Findings from our upcoming Nonprescription Drugs USA study estimate that sales of OTC sleeping aids post 3.4% growth to reach $244 million at the factory level in 2016.

After seeing significant growth rates ranging from 50.0% to 15.0% per year in the recent past, the market for OTC sleeping aids is still growing, but at a much slower pace. ZzzQuil (Procter & Gamble), Unisom (Sanofi), and private-label sleeping aids posted growth while the rest of the market was flat or declining in 2016. The number of consumers who have trouble sleeping or staying asleep continues to exceed the number of consumers who use OTC sleeping aids, leaving this market ripe for more growth. However, alternatives to OTC sleeping aids are plentiful and gaining interest from consumers.
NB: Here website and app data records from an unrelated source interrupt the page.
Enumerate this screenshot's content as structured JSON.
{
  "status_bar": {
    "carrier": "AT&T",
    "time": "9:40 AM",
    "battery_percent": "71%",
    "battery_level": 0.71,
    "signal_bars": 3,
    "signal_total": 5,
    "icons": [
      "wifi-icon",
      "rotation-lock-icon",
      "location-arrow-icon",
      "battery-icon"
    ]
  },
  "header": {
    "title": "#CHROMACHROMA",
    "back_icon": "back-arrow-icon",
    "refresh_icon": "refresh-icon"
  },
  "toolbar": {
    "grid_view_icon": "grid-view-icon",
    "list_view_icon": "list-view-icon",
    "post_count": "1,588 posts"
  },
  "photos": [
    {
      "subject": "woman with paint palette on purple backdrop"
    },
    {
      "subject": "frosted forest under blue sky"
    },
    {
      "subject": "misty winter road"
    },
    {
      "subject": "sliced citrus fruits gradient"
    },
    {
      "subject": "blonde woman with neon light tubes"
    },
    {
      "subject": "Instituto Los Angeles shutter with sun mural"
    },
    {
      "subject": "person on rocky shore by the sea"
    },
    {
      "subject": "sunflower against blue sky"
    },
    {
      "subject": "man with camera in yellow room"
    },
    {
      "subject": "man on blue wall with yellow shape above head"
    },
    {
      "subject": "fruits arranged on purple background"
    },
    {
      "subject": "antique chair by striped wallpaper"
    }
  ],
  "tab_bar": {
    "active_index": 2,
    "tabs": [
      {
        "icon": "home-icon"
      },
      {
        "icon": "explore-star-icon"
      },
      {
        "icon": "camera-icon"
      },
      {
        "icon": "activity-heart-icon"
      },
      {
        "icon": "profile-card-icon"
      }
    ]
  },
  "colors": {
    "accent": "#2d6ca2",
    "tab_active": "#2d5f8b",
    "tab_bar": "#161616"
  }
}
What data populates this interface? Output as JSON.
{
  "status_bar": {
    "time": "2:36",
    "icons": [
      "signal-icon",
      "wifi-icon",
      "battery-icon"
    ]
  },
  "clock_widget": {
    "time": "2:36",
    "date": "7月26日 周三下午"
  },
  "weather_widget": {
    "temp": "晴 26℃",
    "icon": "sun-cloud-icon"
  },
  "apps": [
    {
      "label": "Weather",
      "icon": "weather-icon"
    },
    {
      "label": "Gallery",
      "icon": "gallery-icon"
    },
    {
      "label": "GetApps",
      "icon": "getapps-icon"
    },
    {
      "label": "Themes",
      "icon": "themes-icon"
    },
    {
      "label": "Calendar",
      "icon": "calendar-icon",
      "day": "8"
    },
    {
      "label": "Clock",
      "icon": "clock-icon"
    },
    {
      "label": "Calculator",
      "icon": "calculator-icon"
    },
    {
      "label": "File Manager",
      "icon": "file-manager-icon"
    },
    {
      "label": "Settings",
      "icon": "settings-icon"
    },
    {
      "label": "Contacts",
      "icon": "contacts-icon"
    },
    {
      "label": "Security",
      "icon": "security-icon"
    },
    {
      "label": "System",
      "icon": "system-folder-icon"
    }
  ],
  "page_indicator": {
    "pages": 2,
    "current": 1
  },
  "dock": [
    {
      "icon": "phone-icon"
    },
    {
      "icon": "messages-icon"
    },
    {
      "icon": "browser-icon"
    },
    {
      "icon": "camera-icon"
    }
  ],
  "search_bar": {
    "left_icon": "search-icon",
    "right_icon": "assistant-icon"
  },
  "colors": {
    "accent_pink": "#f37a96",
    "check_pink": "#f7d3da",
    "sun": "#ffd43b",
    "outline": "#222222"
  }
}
Combination sleeping aids/analgesics like Tylenol PM (Johnson & Johnson) and Advil PM (Pfizer) pose competition to OTC sleeping aids. Consumer interest in new technologies, such as sleep apps and monitors, also compete to help the sleepless.

Competition from natural and homeopathic sleeping aid alternatives, such as melatonin-based brands like MidNite (Mylan) and EmergenZZZ (Pfizer), are popular, and many consumers prefer these products as they are not habit forming and do not risk grogginess the next morning. However, the market could be even further crowded in the event of an Rx-to-OTC switch of a prescription sleeping medication, such as Takeda’s Rozerem. This drug could become a large brand on the OTC market as it offers a different mode of action and increased efficacy over the currently available OTC sleep aids. A full analysis of the issues surrounding a switch of Rozerem, including switch probability and OTC sales forecasts, are provided in Kline’s Rx-to-OTC Switch Forecasts USA: Next Frontier study.

Even greater options exist for consumers that have problems sleeping or who want to improve the overall quality of their sleep. Sleep technology products include monitors, apps, and other products incorporating light, sound, motion, and even chill therapy. In 2016, sleep aid monitors launched include Misfit Ray Sleep Monitor (Misfit), Pzizz (Pzizz), and Hello’s Sense (Hello). This follows the 2015 launches of Neuro On Smart Sleep Mask Device (Inteliclinic), ActiGraph (ActiGraph), and Fatigue Science RediBand (Fatigue Science). The growing popularity of sleep apps and sleep monitors may also steal some sales of OTC sleeping aids. Some popular sleep devices include Sleep Number 360 (Sleep Number), UnderArmour’s Recovery Sleepwear (Under Armour), Zeeq Smart Pillow (Zeeq), and Sensorwake’s Oria (Sensorwake). These devices are also very expensive compared to OTC sleep aid tablets and liquids. More details about sleep devices and monitors can be found in Kline’s Sleep Technology: U.S. Market Analysis and Consumer Insights study.

Join us for Kline’s free webinar on Key Issues Trending in the OTC Market on Tuesday, June 27, 2017, at 10:30 ET for an in-depth look at the OTC sleeping aids market and many other OTC markets, including probiotics, digestive health, and Rx-to-OTC switches.